Provided information →
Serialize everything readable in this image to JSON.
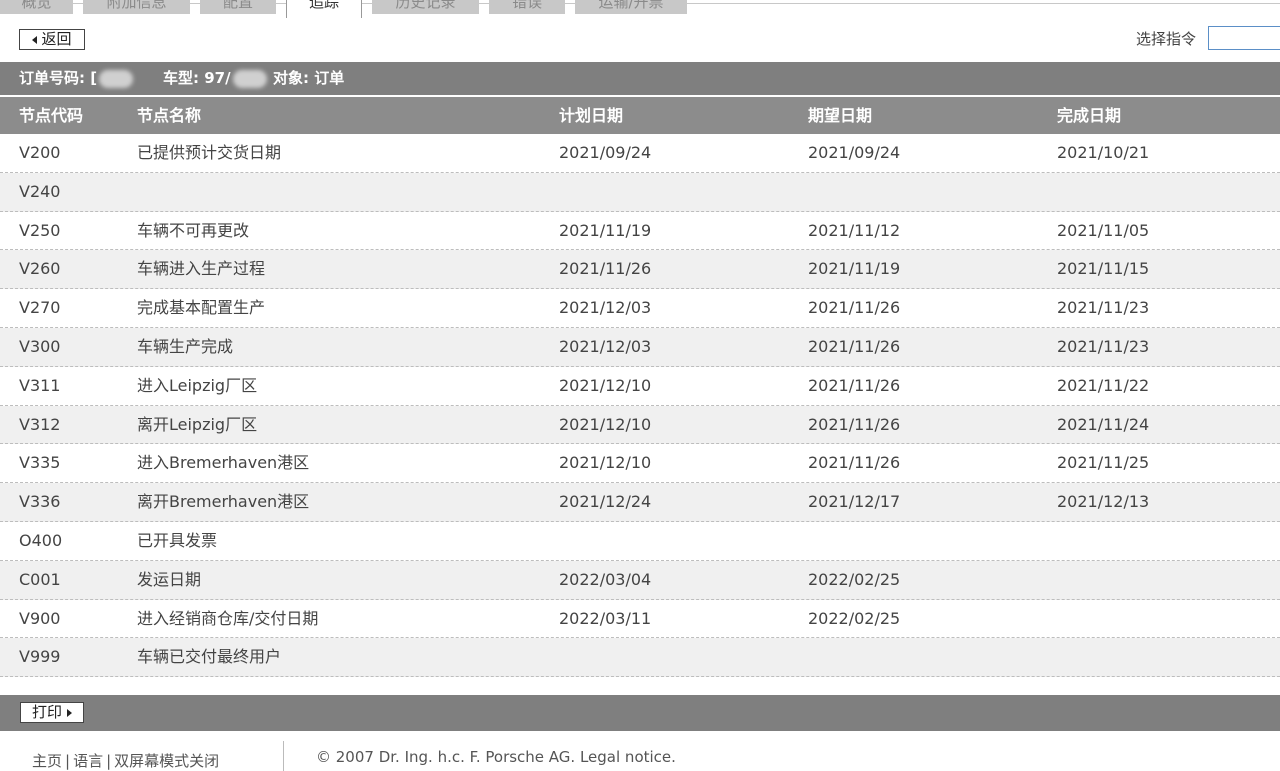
{
  "tabs": [
    "概览",
    "附加信息",
    "配置",
    "追踪",
    "历史记录",
    "错误",
    "运输/开票"
  ],
  "active_tab": 3,
  "toolbar": {
    "back_label": "返回",
    "command_label": "选择指令",
    "command_value": ""
  },
  "order": {
    "number_label": "订单号码: [",
    "model_label": "车型: 97/",
    "object_label": "对象: 订单"
  },
  "table": {
    "headers": [
      "节点代码",
      "节点名称",
      "计划日期",
      "期望日期",
      "完成日期"
    ],
    "rows": [
      [
        "V200",
        "已提供预计交货日期",
        "2021/09/24",
        "2021/09/24",
        "2021/10/21"
      ],
      [
        "V240",
        "",
        "",
        "",
        ""
      ],
      [
        "V250",
        "车辆不可再更改",
        "2021/11/19",
        "2021/11/12",
        "2021/11/05"
      ],
      [
        "V260",
        "车辆进入生产过程",
        "2021/11/26",
        "2021/11/19",
        "2021/11/15"
      ],
      [
        "V270",
        "完成基本配置生产",
        "2021/12/03",
        "2021/11/26",
        "2021/11/23"
      ],
      [
        "V300",
        "车辆生产完成",
        "2021/12/03",
        "2021/11/26",
        "2021/11/23"
      ],
      [
        "V311",
        "进入Leipzig厂区",
        "2021/12/10",
        "2021/11/26",
        "2021/11/22"
      ],
      [
        "V312",
        "离开Leipzig厂区",
        "2021/12/10",
        "2021/11/26",
        "2021/11/24"
      ],
      [
        "V335",
        "进入Bremerhaven港区",
        "2021/12/10",
        "2021/11/26",
        "2021/11/25"
      ],
      [
        "V336",
        "离开Bremerhaven港区",
        "2021/12/24",
        "2021/12/17",
        "2021/12/13"
      ],
      [
        "O400",
        "已开具发票",
        "",
        "",
        ""
      ],
      [
        "C001",
        "发运日期",
        "2022/03/04",
        "2022/02/25",
        ""
      ],
      [
        "V900",
        "进入经销商仓库/交付日期",
        "2022/03/11",
        "2022/02/25",
        ""
      ],
      [
        "V999",
        "车辆已交付最终用户",
        "",
        "",
        ""
      ]
    ]
  },
  "print_label": "打印",
  "footer": {
    "links": [
      "主页",
      "语言",
      "双屏幕模式关闭"
    ],
    "separator": "|",
    "copyright": "© 2007 Dr. Ing. h.c. F. Porsche AG. Legal notice."
  }
}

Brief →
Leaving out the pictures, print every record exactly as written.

Written solution →
Serialize everything readable in this image to JSON.
{
  "tabs": [
    "概览",
    "附加信息",
    "配置",
    "追踪",
    "历史记录",
    "错误",
    "运输/开票"
  ],
  "active_tab": 3,
  "toolbar": {
    "back_label": "返回",
    "command_label": "选择指令",
    "command_value": ""
  },
  "order": {
    "number_label": "订单号码: [",
    "model_label": "车型: 97/",
    "object_label": "对象: 订单"
  },
  "table": {
    "headers": [
      "节点代码",
      "节点名称",
      "计划日期",
      "期望日期",
      "完成日期"
    ],
    "rows": [
      [
        "V200",
        "已提供预计交货日期",
        "2021/09/24",
        "2021/09/24",
        "2021/10/21"
      ],
      [
        "V240",
        "",
        "",
        "",
        ""
      ],
      [
        "V250",
        "车辆不可再更改",
        "2021/11/19",
        "2021/11/12",
        "2021/11/05"
      ],
      [
        "V260",
        "车辆进入生产过程",
        "2021/11/26",
        "2021/11/19",
        "2021/11/15"
      ],
      [
        "V270",
        "完成基本配置生产",
        "2021/12/03",
        "2021/11/26",
        "2021/11/23"
      ],
      [
        "V300",
        "车辆生产完成",
        "2021/12/03",
        "2021/11/26",
        "2021/11/23"
      ],
      [
        "V311",
        "进入Leipzig厂区",
        "2021/12/10",
        "2021/11/26",
        "2021/11/22"
      ],
      [
        "V312",
        "离开Leipzig厂区",
        "2021/12/10",
        "2021/11/26",
        "2021/11/24"
      ],
      [
        "V335",
        "进入Bremerhaven港区",
        "2021/12/10",
        "2021/11/26",
        "2021/11/25"
      ],
      [
        "V336",
        "离开Bremerhaven港区",
        "2021/12/24",
        "2021/12/17",
        "2021/12/13"
      ],
      [
        "O400",
        "已开具发票",
        "",
        "",
        ""
      ],
      [
        "C001",
        "发运日期",
        "2022/03/04",
        "2022/02/25",
        ""
      ],
      [
        "V900",
        "进入经销商仓库/交付日期",
        "2022/03/11",
        "2022/02/25",
        ""
      ],
      [
        "V999",
        "车辆已交付最终用户",
        "",
        "",
        ""
      ]
    ]
  },
  "print_label": "打印",
  "footer": {
    "links": [
      "主页",
      "语言",
      "双屏幕模式关闭"
    ],
    "separator": "|",
    "copyright": "© 2007 Dr. Ing. h.c. F. Porsche AG. Legal notice."
  }
}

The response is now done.